### Given data
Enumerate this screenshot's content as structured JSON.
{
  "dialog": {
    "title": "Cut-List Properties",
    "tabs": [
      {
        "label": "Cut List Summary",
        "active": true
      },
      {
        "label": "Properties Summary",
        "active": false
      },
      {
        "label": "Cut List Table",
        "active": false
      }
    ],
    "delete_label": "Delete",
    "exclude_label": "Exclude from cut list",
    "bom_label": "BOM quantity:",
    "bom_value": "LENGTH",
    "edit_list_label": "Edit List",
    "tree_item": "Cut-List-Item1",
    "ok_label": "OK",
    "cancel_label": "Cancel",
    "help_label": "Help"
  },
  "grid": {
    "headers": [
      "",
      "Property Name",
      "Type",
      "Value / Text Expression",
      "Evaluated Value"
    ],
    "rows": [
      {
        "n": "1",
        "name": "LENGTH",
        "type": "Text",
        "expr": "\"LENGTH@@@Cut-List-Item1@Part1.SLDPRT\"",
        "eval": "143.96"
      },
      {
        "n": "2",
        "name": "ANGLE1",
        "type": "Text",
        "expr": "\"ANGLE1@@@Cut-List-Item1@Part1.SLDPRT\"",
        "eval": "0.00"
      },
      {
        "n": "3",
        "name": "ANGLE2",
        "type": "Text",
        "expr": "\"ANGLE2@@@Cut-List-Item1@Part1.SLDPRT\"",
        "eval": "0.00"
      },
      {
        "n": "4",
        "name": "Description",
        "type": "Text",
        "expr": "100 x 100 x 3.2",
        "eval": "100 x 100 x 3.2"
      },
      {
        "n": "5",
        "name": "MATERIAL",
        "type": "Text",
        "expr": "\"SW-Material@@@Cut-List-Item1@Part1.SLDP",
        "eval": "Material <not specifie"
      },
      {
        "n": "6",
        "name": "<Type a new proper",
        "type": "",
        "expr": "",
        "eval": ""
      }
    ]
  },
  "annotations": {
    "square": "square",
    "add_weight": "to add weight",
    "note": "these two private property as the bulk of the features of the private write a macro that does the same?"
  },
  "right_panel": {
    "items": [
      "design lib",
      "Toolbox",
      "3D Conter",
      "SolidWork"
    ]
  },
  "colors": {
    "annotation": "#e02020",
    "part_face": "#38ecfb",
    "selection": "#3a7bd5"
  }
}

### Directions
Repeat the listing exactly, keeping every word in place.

### Answer box
Enumerate this screenshot's content as structured JSON.
{
  "dialog": {
    "title": "Cut-List Properties",
    "tabs": [
      {
        "label": "Cut List Summary",
        "active": true
      },
      {
        "label": "Properties Summary",
        "active": false
      },
      {
        "label": "Cut List Table",
        "active": false
      }
    ],
    "delete_label": "Delete",
    "exclude_label": "Exclude from cut list",
    "bom_label": "BOM quantity:",
    "bom_value": "LENGTH",
    "edit_list_label": "Edit List",
    "tree_item": "Cut-List-Item1",
    "ok_label": "OK",
    "cancel_label": "Cancel",
    "help_label": "Help"
  },
  "grid": {
    "headers": [
      "",
      "Property Name",
      "Type",
      "Value / Text Expression",
      "Evaluated Value"
    ],
    "rows": [
      {
        "n": "1",
        "name": "LENGTH",
        "type": "Text",
        "expr": "\"LENGTH@@@Cut-List-Item1@Part1.SLDPRT\"",
        "eval": "143.96"
      },
      {
        "n": "2",
        "name": "ANGLE1",
        "type": "Text",
        "expr": "\"ANGLE1@@@Cut-List-Item1@Part1.SLDPRT\"",
        "eval": "0.00"
      },
      {
        "n": "3",
        "name": "ANGLE2",
        "type": "Text",
        "expr": "\"ANGLE2@@@Cut-List-Item1@Part1.SLDPRT\"",
        "eval": "0.00"
      },
      {
        "n": "4",
        "name": "Description",
        "type": "Text",
        "expr": "100 x 100 x 3.2",
        "eval": "100 x 100 x 3.2"
      },
      {
        "n": "5",
        "name": "MATERIAL",
        "type": "Text",
        "expr": "\"SW-Material@@@Cut-List-Item1@Part1.SLDP",
        "eval": "Material <not specifie"
      },
      {
        "n": "6",
        "name": "<Type a new proper",
        "type": "",
        "expr": "",
        "eval": ""
      }
    ]
  },
  "annotations": {
    "square": "square",
    "add_weight": "to add weight",
    "note": "these two private property as the bulk of the features of the private write a macro that does the same?"
  },
  "right_panel": {
    "items": [
      "design lib",
      "Toolbox",
      "3D Conter",
      "SolidWork"
    ]
  },
  "colors": {
    "annotation": "#e02020",
    "part_face": "#38ecfb",
    "selection": "#3a7bd5"
  }
}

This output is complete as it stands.